antonym of 'flat' is, in fact, 'not flat' (except, of course, that antonyms don't
usually simply negate the source of the antonym).
Validity Without Soundness
invalid argument can have a true conclusion.
put it simply, if the conclusion doesn't follow from the premises,
then it doesn't matter if it's true or false because, well, it
doesn't follow from the premises.
That argument itself works as a
If a conclusion doesn't follow from the premises of an argument,
then it doesn't matter – logically - if the conclusion is either
true or false.
a conclusion genuinely follows from false premises, then the
conclusion can come out false. Again, that would only be the case if
the logical moves from the premises to the conclusion are valid. In other
words, in this scenario falsity is passed on from premises to
about the case in which the premises are true yet the argument is
invalid?

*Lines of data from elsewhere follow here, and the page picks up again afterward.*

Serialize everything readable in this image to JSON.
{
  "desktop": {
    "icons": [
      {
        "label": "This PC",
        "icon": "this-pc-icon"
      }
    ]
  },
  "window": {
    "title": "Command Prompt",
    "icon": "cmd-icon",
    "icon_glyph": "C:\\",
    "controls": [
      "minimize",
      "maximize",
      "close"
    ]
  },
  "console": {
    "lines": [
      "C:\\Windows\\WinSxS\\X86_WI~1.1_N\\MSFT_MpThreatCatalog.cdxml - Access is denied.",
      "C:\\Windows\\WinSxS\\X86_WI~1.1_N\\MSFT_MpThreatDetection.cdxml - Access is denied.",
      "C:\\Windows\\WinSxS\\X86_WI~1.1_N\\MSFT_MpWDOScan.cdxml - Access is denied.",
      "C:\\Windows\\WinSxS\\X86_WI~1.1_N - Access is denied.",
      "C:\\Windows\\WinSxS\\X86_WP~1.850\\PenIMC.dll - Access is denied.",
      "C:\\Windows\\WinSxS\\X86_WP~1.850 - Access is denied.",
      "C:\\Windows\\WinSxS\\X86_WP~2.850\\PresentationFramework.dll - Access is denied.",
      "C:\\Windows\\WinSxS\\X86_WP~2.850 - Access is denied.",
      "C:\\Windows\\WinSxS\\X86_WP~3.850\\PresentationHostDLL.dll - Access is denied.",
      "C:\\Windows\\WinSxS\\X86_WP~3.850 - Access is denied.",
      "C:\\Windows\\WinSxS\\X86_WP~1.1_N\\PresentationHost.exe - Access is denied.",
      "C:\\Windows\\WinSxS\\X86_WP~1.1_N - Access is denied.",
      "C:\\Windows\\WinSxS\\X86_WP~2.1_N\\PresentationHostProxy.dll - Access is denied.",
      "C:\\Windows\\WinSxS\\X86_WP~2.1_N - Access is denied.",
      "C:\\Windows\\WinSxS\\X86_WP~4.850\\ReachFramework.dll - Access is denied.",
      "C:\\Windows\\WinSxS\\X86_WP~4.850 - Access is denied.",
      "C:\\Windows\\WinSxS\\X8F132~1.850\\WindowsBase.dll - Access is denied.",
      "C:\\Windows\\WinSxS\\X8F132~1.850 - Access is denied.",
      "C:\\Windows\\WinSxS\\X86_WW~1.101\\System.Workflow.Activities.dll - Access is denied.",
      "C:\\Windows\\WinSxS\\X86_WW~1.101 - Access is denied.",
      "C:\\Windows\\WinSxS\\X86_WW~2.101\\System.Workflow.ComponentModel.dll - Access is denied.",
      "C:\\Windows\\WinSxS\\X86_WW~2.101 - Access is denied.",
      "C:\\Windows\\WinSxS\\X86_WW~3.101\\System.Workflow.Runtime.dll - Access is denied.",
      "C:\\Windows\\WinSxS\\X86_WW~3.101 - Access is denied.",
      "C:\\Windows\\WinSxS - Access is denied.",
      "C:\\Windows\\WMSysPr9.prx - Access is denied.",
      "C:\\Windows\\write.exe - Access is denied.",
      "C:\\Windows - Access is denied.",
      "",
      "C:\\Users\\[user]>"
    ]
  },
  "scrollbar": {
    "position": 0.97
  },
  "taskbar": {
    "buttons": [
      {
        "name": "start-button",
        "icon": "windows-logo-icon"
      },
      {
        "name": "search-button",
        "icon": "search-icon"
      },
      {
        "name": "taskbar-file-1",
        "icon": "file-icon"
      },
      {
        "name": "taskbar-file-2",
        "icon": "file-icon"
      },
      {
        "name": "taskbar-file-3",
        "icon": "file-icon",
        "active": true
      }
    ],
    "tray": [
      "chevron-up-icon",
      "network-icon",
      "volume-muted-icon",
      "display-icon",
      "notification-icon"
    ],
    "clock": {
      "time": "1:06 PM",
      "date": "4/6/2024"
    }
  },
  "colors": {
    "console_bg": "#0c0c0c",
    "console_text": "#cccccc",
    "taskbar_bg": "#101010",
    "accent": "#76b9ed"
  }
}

In that case, false premises can lead to a true conclusion
if the argument is invalid because any conclusion (as already stated)
can follow an invalid argument.
obvious point to make is that because content (or even truth) is
unimportant when it comes to recognizing a logical form, you can
create bizarre arguments which are nevertheless valid (though not
corbetts are bricks.
bricks can solve equations.
all corbetts can solve equations.
The importance of this lack of a connection between premises and
conclusion (or between validity and soundness) can be shown with the
example of a true conclusion which follows an invalid argument. Or,
more likely, one may not immediately believe that the conclusion is
true because of the invalid argument. Thus one may look for a flaw in
the argument which led to it. However, even if the argument is
invalid, the conclusion can still be true.
following argument is valid because it's impossible for the premises
to be true and the conclusion to be false:
Either Corbett eats Cornflakes or he eats Ready
Brek. ii) Corbett doesn't eat Cornflakes. iii) Therefore
Corbett eats Ready Brek.
course the obvious question is: Why is this an either/or case?
Couldn't Corbett eat neither Cornflakes nor Ready Brek? Sure.
However, that would be a factual matter and not the concern of logic.
Corbett may eat neither Cornflakes nor any other cereal. Again, that
would be irrelevant from a logical point of view. What matters here
isn't content or fact, but logical form. More precisely, it's the
relation between a disjunctive premise (as in “...or...”) , a
premise which is a existential negation (“... does not...”) and a